Data watchdogs write then bury transparency plan
We'd love to tell you about it. But we won't
European privacy guardians committed themselves to transparency and openness last week - but haven't gotten round to telling anyone yet.
The Article 29 Working Party, which is made up of representatives from all of Europe's data protection authorities, had formally adopted a declaration of transparency at its meeting last Wednesday and Thursday, said sources close to the group.
They've been talking about an urgent need to communicate their arcane activities more effectively for some years. They fear that people's liberties are being whittled away by European governments that are eagerly applying rapidly evolving technologies for the purpose of crime detection, law enforcement and social sorting, but are doing so with little regard for people's privacy.
But today, a week on, the paper has still not been published. The Register understands that it makes reference to the urgent need for the Working Party to make its communications fast and effective.
A summary of the proceedings said it had merely "developed a strategy for enhancing the transparency of its work" and "agreed on ways to enhance transparency and communication".
In the days before the meeting, the secretariat of the Working Party at the European Commission refused to release its agenda: "The draft agenda for the meetings are also only available to its members," said one of the secretariat staff, who subsequently said they were unable to answer enquiries.
The declaration of transparency, which had already been distributed among members before the meeting, is thought to contain a promise that the committee's meeting agendas and rough minutes will be shared with the public.
It was a revision of a similar paper published in 2003, but the document was also not available. Opinions on pressing PNR and SWIFT, issues of significance for transatlantic relations in the "war on terror", were not on the Working Party's website, neither was another on "binding corporate rules", which might have something to do with SWIFT, or so we must deduce ourselves from the Spartan summary.
An opinion on electronic health records has appeared within the last two days, but other matters discussed in the meeting get only cursory references: "The WP discussed the protection of children's privacy with a view to establishing a common view on the issues at stake," it declared without further elaboration.

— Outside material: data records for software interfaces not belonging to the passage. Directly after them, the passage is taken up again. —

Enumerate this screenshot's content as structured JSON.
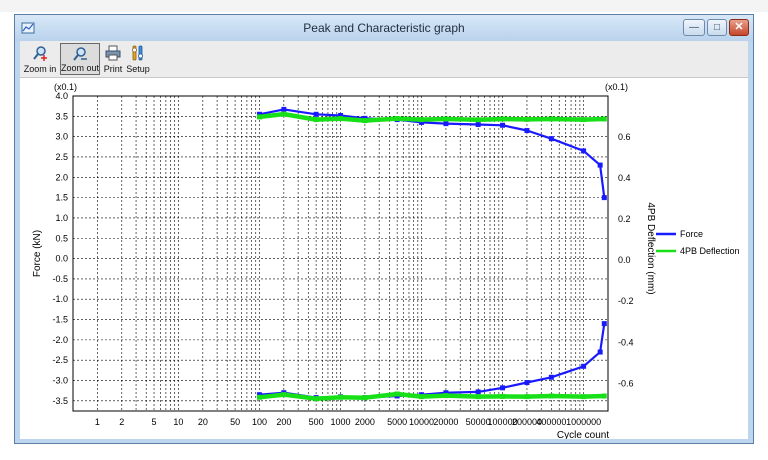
{
  "window": {
    "title": "Peak and Characteristic graph"
  },
  "toolbar": {
    "zoom_in": "Zoom in",
    "zoom_out": "Zoom out",
    "print": "Print",
    "setup": "Setup"
  },
  "icons": {
    "app": "graph-app-icon",
    "zoom_in": "zoom-in-icon",
    "zoom_out": "zoom-out-icon",
    "print": "printer-icon",
    "setup": "setup-icon"
  },
  "colors": {
    "force": "#1a1aff",
    "deflection": "#18e018",
    "titlebar": "#bcd6f0",
    "close_button": "#c5452c"
  },
  "chart_data": {
    "type": "line",
    "x_scale": "log",
    "xlabel": "Cycle count",
    "x_ticks": [
      1,
      2,
      5,
      10,
      20,
      50,
      100,
      200,
      500,
      1000,
      2000,
      5000,
      10000,
      20000,
      50000,
      100000,
      200000,
      400000,
      1000000
    ],
    "y_left": {
      "label": "Force (kN)",
      "multiplier": "(x0.1)",
      "range": [
        -3.75,
        4.0
      ],
      "ticks": [
        "4.0",
        "3.5",
        "3.0",
        "2.5",
        "2.0",
        "1.5",
        "1.0",
        "0.5",
        "0.0",
        "-0.5",
        "-1.0",
        "-1.5",
        "-2.0",
        "-2.5",
        "-3.0",
        "-3.5"
      ],
      "tick_values": [
        4.0,
        3.5,
        3.0,
        2.5,
        2.0,
        1.5,
        1.0,
        0.5,
        0.0,
        -0.5,
        -1.0,
        -1.5,
        -2.0,
        -2.5,
        -3.0,
        -3.5
      ]
    },
    "y_right": {
      "label": "4PB Deflection (mm)",
      "multiplier": "(x0.1)",
      "range": [
        -0.735,
        0.8
      ],
      "ticks": [
        "0.6",
        "0.4",
        "0.2",
        "0.0",
        "-0.2",
        "-0.4",
        "-0.6"
      ],
      "tick_values": [
        0.6,
        0.4,
        0.2,
        0.0,
        -0.2,
        -0.4,
        -0.6
      ]
    },
    "grid": true,
    "legend_position": "right",
    "series": [
      {
        "name": "Force",
        "axis": "left",
        "color": "#1a1aff",
        "upper": [
          [
            100,
            3.55
          ],
          [
            200,
            3.67
          ],
          [
            500,
            3.55
          ],
          [
            1000,
            3.52
          ],
          [
            2000,
            3.45
          ],
          [
            5000,
            3.42
          ],
          [
            10000,
            3.35
          ],
          [
            20000,
            3.32
          ],
          [
            50000,
            3.3
          ],
          [
            100000,
            3.28
          ],
          [
            200000,
            3.15
          ],
          [
            400000,
            2.95
          ],
          [
            1000000,
            2.65
          ],
          [
            1600000,
            2.3
          ],
          [
            1800000,
            1.5
          ]
        ],
        "lower": [
          [
            100,
            -3.35
          ],
          [
            200,
            -3.3
          ],
          [
            500,
            -3.42
          ],
          [
            1000,
            -3.4
          ],
          [
            2000,
            -3.42
          ],
          [
            5000,
            -3.38
          ],
          [
            10000,
            -3.35
          ],
          [
            20000,
            -3.3
          ],
          [
            50000,
            -3.28
          ],
          [
            100000,
            -3.18
          ],
          [
            200000,
            -3.05
          ],
          [
            400000,
            -2.92
          ],
          [
            1000000,
            -2.65
          ],
          [
            1600000,
            -2.3
          ],
          [
            1800000,
            -1.6
          ]
        ]
      },
      {
        "name": "4PB Deflection",
        "axis": "right",
        "color": "#18e018",
        "upper": [
          [
            100,
            0.698
          ],
          [
            200,
            0.712
          ],
          [
            500,
            0.685
          ],
          [
            1000,
            0.69
          ],
          [
            2000,
            0.68
          ],
          [
            5000,
            0.69
          ],
          [
            10000,
            0.685
          ],
          [
            20000,
            0.688
          ],
          [
            50000,
            0.684
          ],
          [
            100000,
            0.688
          ],
          [
            200000,
            0.686
          ],
          [
            400000,
            0.688
          ],
          [
            1000000,
            0.685
          ],
          [
            1800000,
            0.688
          ]
        ],
        "lower": [
          [
            100,
            -0.668
          ],
          [
            200,
            -0.655
          ],
          [
            500,
            -0.675
          ],
          [
            1000,
            -0.668
          ],
          [
            2000,
            -0.67
          ],
          [
            5000,
            -0.652
          ],
          [
            10000,
            -0.665
          ],
          [
            20000,
            -0.66
          ],
          [
            50000,
            -0.665
          ],
          [
            100000,
            -0.664
          ],
          [
            200000,
            -0.665
          ],
          [
            400000,
            -0.662
          ],
          [
            1000000,
            -0.665
          ],
          [
            1800000,
            -0.662
          ]
        ]
      }
    ]
  }
}
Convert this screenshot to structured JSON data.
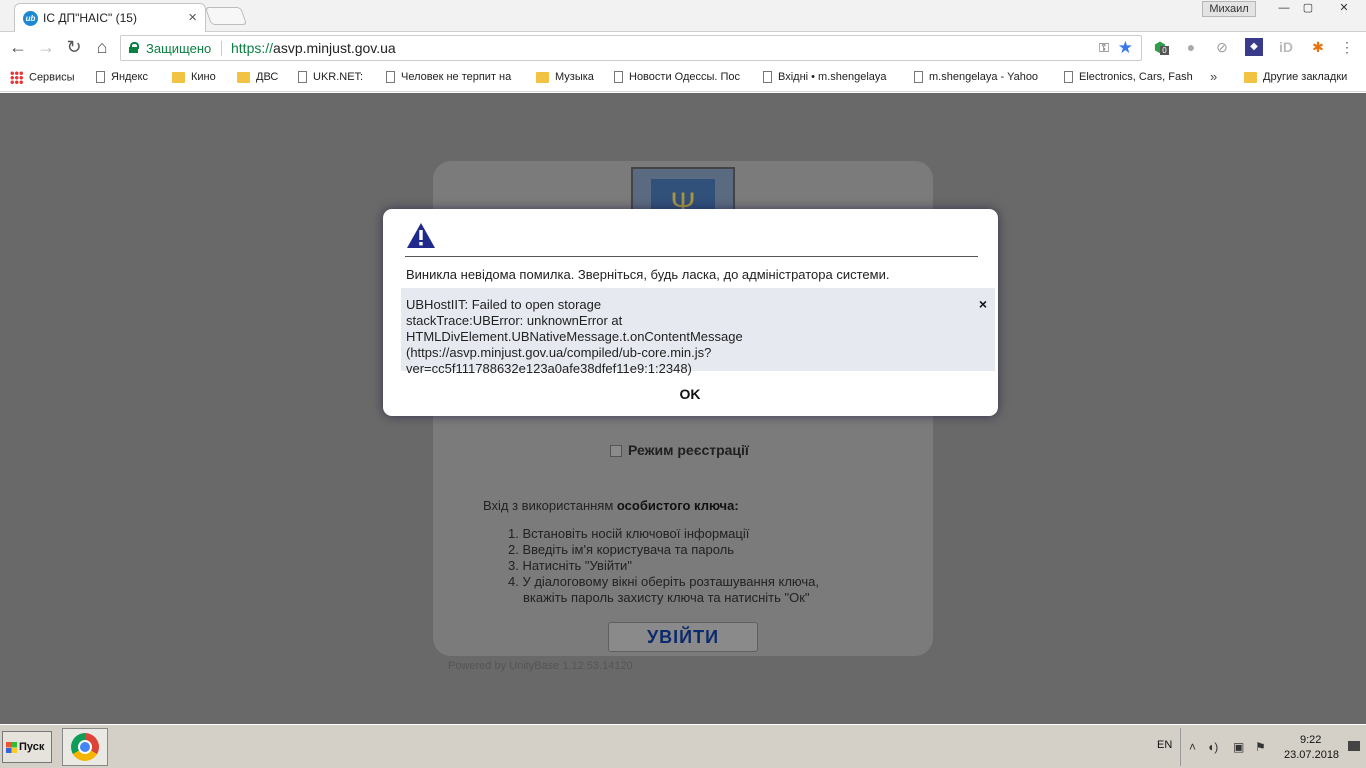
{
  "browser": {
    "tab": {
      "favicon": "ub-favicon-icon",
      "title": "ІС ДП\"НАІС\" (15)"
    },
    "profile_name": "Михаил",
    "window_controls": {
      "minimize": "—",
      "maximize": "▢",
      "close": "✕"
    },
    "address": {
      "secure_label": "Защищено",
      "scheme": "https://",
      "host": "asvp.minjust.gov.ua"
    },
    "bookmarks": [
      {
        "label": "Сервисы",
        "icon": "apps-icon"
      },
      {
        "label": "Яндекс",
        "icon": "page-icon"
      },
      {
        "label": "Кино",
        "icon": "folder-icon"
      },
      {
        "label": "ДВС",
        "icon": "folder-icon"
      },
      {
        "label": "UKR.NET:",
        "icon": "page-icon"
      },
      {
        "label": "Человек не терпит на",
        "icon": "page-icon"
      },
      {
        "label": "Музыка",
        "icon": "folder-icon"
      },
      {
        "label": "Новости Одессы. Пос",
        "icon": "page-icon"
      },
      {
        "label": "Вхідні • m.shengelaya",
        "icon": "page-icon"
      },
      {
        "label": "m.shengelaya - Yahoo",
        "icon": "page-icon"
      },
      {
        "label": "Electronics, Cars, Fash",
        "icon": "page-icon"
      }
    ],
    "bookmarks_more": "»",
    "other_bookmarks": "Другие закладки",
    "extension_badge": "0"
  },
  "login": {
    "registration_mode": "Режим реєстрації",
    "instructions_prefix": "Вхід з використанням ",
    "instructions_bold": "особистого ключа:",
    "steps": [
      "1. Встановіть носій ключової інформації",
      "2. Введіть ім'я користувача та пароль",
      "3. Натисніть \"Увійти\"",
      "4. У діалоговому вікні оберіть розташування ключа,",
      "вкажіть пароль захисту ключа та натисніть \"Ок\""
    ],
    "login_button": "УВІЙТИ",
    "powered_by": "Powered by UnityBase 1.12.53.14120"
  },
  "dialog": {
    "icon": "warning-icon",
    "message": "Виникла невідома помилка. Зверніться, будь ласка, до адміністратора системи.",
    "error_lines": [
      "UBHostIIT: Failed to open storage",
      "stackTrace:UBError: unknownError at HTMLDivElement.UBNativeMessage.t.onContentMessage",
      "(https://asvp.minjust.gov.ua/compiled/ub-core.min.js?",
      "ver=cc5f111788632e123a0afe38dfef11e9:1:2348)"
    ],
    "error_close": "×",
    "ok_label": "OK"
  },
  "taskbar": {
    "start_label": "Пуск",
    "language": "EN",
    "time": "9:22",
    "date": "23.07.2018"
  },
  "colors": {
    "secure_green": "#0b8043",
    "overlay_gray": "#696969",
    "dialog_warning_blue": "#1f2a8c",
    "login_button_text": "#0b2a6b"
  }
}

The transparency initiative had evolved from last November's joint declaration of information commissioners, an annual announcement of near religious importance to privacy wonks.
November's meeting, electric with a sense of destiny and alive with bold talk about how emerging surveillance technologies could herald the re-emergence of totalitarian regimes, produced a statement called "Communicating Data Protection and Making it More Effective."
(The world's information commissioners have their backs to the wall. And the most important declaration they make all year is little more than a PR strategy).
The London declaration, which to be fair was a "first step...to develop a need to communicate better and make data protection more effective", had been inspired by a speech given by Alex Turk, the president of the French data protection office in 2003.
Turk had talked about the need to help people understand what their "fundamental rights" were because their ignorance of privacy issues represented an "underlying threat to fundamental liberties".
People understand what you mean when you talk about curtailing the freedom of the press, he said. They might get pretty emotional if you threaten to limit their freedom of movement. But they can't quite get their heads around the idea that its important to protect the privacy of their personal data.
All the while, European states are pressing ahead with things like DNA databases without any coherent opposition or scrutiny. And while a two-speed Europe might not be deemed acceptable when it concerned political integration, it was progressing quite happily in matters of law enforcement, or the piecemeal encroachment on these elusive "fundamental liberties".
"One finds oneself alone in the face of an executive which will explain to you that it can't understand your cries of indignation at what they propose," said Turk, "Quite recently, a member of the executive in Paris told me not to worry about the subject of DNA records, because we are retaining a thousand times fewer than the British. To which I responded, 'that's a fine affair'." ®